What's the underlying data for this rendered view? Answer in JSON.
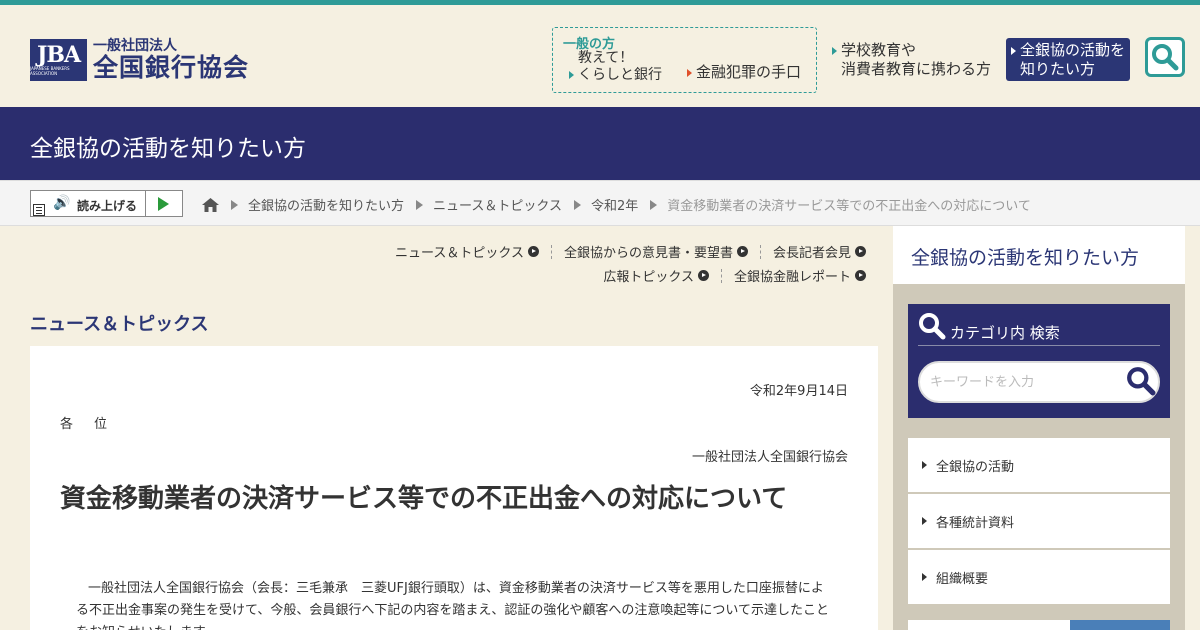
{
  "header": {
    "logo_abbr": "JBA",
    "logo_small": "JAPANESE BANKERS ASSOCIATION",
    "logo_sub": "一般社団法人",
    "logo_main": "全国銀行協会",
    "general_title": "一般の方",
    "general_item1_line1": "教えて！",
    "general_item1_line2": "くらしと銀行",
    "general_item2": "金融犯罪の手口",
    "school_line1": "学校教育や",
    "school_line2": "消費者教育に携わる方",
    "activity_line1": "全銀協の活動を",
    "activity_line2": "知りたい方"
  },
  "banner": {
    "title": "全銀協の活動を知りたい方"
  },
  "readspeaker": {
    "label": "読み上げる"
  },
  "breadcrumb": [
    "全銀協の活動を知りたい方",
    "ニュース＆トピックス",
    "令和2年",
    "資金移動業者の決済サービス等での不正出金への対応について"
  ],
  "subnav": {
    "row1": [
      "ニュース＆トピックス",
      "全銀協からの意見書・要望書",
      "会長記者会見"
    ],
    "row2": [
      "広報トピックス",
      "全銀協金融レポート"
    ]
  },
  "section_title": "ニュース＆トピックス",
  "article": {
    "date": "令和2年9月14日",
    "addressee": "各　位",
    "org": "一般社団法人全国銀行協会",
    "title": "資金移動業者の決済サービス等での不正出金への対応について",
    "body": "一般社団法人全国銀行協会（会長：三毛兼承　三菱UFJ銀行頭取）は、資金移動業者の決済サービス等を悪用した口座振替による不正出金事案の発生を受けて、今般、会員銀行へ下記の内容を踏まえ、認証の強化や顧客への注意喚起等について示達したことをお知らせいたします。"
  },
  "sidebar": {
    "title": "全銀協の活動を知りたい方",
    "search_title": "カテゴリ内 検索",
    "search_placeholder": "キーワードを入力",
    "menu": [
      "全銀協の活動",
      "各種統計資料",
      "組織概要"
    ]
  },
  "colors": {
    "navy": "#2b2d6e",
    "teal": "#2e9b97",
    "beige": "#f5f0e1"
  }
}
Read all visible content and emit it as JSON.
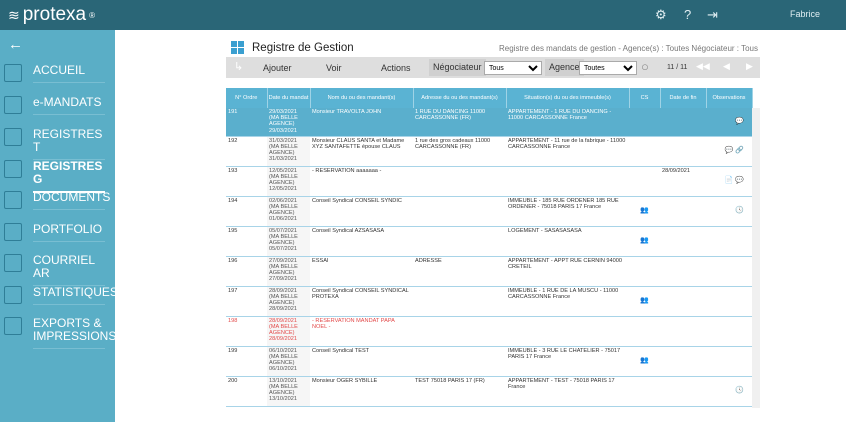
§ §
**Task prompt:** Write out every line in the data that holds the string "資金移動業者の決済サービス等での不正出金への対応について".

**Exercise result:**
    "資金移動業者の決済サービス等での不正出金への対応について"
    "title": "資金移動業者の決済サービス等での不正出金への対応について",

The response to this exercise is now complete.